Lamb for two is indeed generous enough for a couple ($15 supplement), plated as a generous roasted rack, shoulder confit, crispy lamb bacon, fava beans and tangy lemon, arriving in a Creuset ramekin.
For your third course you must decide between a superb selection of perfectly ripe cheeses or four desserts, all of them very good, from Key lime pie with a buckwheat crust, cilantro and herbal ice cream to a caramelized milk bread with fennel yogurt, strawberries and brown butter ice cream. The banality of all those dense Black Forest cakes of the past is here redeemed with a rich, moist chocolate sablée, kirsch chantilly, Bing cherries.
If the restaurant at 239 West Broadway needed redemption, Drew Nieporent certainly hasn’t. He remains not just vital to New York’s restaurant scene but at this point has achieved the station of an elder who still has much to tell those flailing about in mere novelty about the true excellence in maturity.
239 West Broadway, at White Street
Notable Chef/Owners, Modern Fine Dining, French, Prix-Fixe, Recently Opened
Chef: Markus Glocker
Recently, I had the pleasure of dining at Bâtard, one of the most highly anticipated restaurant openings for the Spring.
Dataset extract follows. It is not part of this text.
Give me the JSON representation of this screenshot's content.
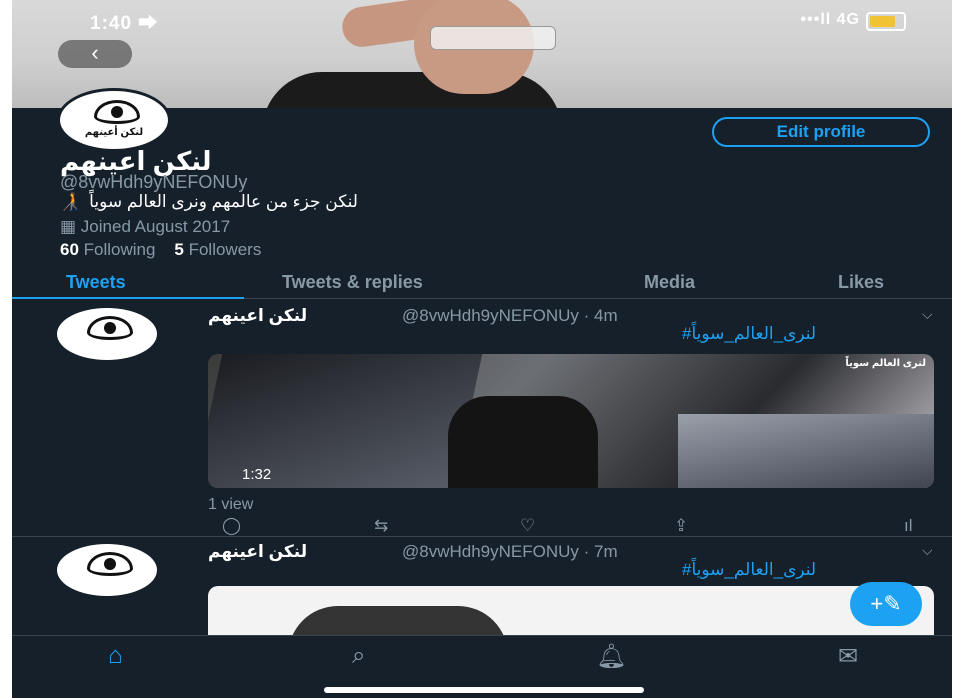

Read about my experience below.
While Bâtard is somewhat upscale/French, the ambiance was more young and relaxed than we had expected. The restaurant was buzzing and slightly loud. The crowd consisted of Tribeca neighborhood goers and food enthusiasts. Patrons were very “Tribeca”- mature/trendy, ranging from late 20’s – late 30s. No signs of pretentious staff here. With a more accessible menu and setting than it’s predecessor, Bâtard welcomes all diners with open arms.
The decor is basic, sleek and modern. Banquettes with wooden tables sans tablecloths line the perimeter of the space. There are also a number of free standing round tables that are perfect for groups of 5-6. Low lighting complimented the golden floral patterned walls and helped round out the more “hip” feel.
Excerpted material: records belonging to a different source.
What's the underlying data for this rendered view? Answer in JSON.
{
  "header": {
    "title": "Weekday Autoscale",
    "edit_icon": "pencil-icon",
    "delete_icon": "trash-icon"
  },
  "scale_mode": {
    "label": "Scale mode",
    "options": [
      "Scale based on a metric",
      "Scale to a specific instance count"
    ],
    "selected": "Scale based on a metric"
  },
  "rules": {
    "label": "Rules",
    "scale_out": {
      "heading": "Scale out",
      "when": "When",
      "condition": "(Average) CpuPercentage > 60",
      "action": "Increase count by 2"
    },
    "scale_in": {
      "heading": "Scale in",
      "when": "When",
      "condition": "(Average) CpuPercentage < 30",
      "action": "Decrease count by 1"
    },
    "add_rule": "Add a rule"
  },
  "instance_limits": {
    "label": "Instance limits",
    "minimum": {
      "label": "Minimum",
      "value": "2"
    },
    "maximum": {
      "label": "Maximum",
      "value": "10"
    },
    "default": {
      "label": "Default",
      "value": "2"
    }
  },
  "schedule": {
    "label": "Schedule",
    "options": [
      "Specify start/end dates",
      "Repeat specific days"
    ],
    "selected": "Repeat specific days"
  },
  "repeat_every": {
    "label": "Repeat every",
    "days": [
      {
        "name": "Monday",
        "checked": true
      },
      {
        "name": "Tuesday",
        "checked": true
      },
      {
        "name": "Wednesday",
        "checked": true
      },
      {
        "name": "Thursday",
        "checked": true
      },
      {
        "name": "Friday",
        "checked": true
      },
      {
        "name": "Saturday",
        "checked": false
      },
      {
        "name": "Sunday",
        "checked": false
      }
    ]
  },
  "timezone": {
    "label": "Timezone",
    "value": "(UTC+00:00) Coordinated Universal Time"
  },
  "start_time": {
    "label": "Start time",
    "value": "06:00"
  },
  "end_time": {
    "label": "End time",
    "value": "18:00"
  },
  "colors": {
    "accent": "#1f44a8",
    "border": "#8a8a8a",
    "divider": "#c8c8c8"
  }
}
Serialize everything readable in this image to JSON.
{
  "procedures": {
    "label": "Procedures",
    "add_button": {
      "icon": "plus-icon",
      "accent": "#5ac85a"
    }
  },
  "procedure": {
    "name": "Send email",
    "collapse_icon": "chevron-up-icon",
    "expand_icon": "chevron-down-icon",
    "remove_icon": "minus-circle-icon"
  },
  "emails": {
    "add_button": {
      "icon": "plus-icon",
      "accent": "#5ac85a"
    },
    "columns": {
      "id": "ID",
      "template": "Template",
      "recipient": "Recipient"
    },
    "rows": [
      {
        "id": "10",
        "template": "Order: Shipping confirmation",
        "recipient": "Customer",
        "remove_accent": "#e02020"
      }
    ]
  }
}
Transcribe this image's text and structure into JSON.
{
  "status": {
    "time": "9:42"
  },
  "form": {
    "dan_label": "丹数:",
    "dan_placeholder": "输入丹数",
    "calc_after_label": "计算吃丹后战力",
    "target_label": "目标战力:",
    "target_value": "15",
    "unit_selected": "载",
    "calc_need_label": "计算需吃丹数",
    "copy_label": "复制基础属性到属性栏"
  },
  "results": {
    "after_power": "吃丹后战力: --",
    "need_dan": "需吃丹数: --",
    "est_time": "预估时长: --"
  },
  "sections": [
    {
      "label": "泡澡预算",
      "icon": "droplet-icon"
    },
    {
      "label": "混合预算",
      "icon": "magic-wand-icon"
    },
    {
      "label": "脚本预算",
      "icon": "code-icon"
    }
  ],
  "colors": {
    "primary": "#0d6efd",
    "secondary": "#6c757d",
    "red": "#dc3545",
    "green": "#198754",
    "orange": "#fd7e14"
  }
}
Menu & Cuisine Highlights
We tried 5 of the 16 savory courses. The standouts were the octopus pastrami and the veal tenderloin. The octopus and veal were both cooked to perfection. The veal was tender and melt in your mouth good, all the flavors came together in a perfect harmony. The octopus was unusual and outstanding- just as addicting as eating pastrami at the Katz’s counter while waiting for your order.
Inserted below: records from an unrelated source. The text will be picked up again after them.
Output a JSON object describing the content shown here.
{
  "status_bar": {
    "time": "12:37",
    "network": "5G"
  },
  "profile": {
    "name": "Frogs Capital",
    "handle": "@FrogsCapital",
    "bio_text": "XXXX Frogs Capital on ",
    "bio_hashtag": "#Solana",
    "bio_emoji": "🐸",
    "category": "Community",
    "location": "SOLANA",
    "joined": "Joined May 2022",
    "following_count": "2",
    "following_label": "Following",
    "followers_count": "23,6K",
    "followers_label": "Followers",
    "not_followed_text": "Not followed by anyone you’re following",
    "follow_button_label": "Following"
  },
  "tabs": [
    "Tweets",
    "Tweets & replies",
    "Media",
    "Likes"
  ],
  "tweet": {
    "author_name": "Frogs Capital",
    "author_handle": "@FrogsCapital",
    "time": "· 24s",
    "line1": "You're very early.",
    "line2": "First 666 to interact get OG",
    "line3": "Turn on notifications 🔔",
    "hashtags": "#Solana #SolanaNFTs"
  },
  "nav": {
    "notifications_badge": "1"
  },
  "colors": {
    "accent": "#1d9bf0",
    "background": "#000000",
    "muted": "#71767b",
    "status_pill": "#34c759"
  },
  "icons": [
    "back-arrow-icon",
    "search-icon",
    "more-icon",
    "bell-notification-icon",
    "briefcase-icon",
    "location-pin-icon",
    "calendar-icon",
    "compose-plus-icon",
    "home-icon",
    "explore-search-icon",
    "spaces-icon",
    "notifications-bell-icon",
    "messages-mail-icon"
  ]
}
The tortellini lay over a bed of sauce with a hint of sweetness. They were good, but nothing to write home about. We’d order the lobster again and pass on the oysters.
Separated into three sections, 8 starters, 8 mains and 5 desserts
What we ordered:
- Warm kusshi oysters (fried pig tails, pickles)
- Maine lobster (green asparagus, zucchini blossom, citrus rind)
- Octopus “pastrami” (braised ham hock, pommery mustard, new potatoes)
- Black olive tortellini (preserved garlic, basil, radicchio)
- Veal tenderloin (“tramezinni” asparagus, mushrooms, sauce diable)
I loved the Pimm’s Cup (which consisted of Pimm’s Liqueur, had a heavy ginger flavor, and was garnished with orange, mint and cucumber). The rest of the party stuck with glasses of Rose and dirty martinis.
Black forest (chocolate sable, chantilly, bing cherries): Mixed reviews on this dessert. I thought the dessert was very rich but the portion was small, and the cherries paired perfectly with the chocolate flavors.
The service was pretty good. Upon arrival, we were given champagne compliments of the house, as well as warm caraway and sourdough rolls. Our waiter was young and personable, but very knowledgeable and attentive. The time lapse between courses was slightly long, but of course we took the fact that the restaurant just opened into consideration.
We received a private tour of the kitchen and met Executive Chef Markus Glocker (formerly Chef de Cuisine at Gordon Ramsay at the London). Dining at Bâtard was a truly unique experience!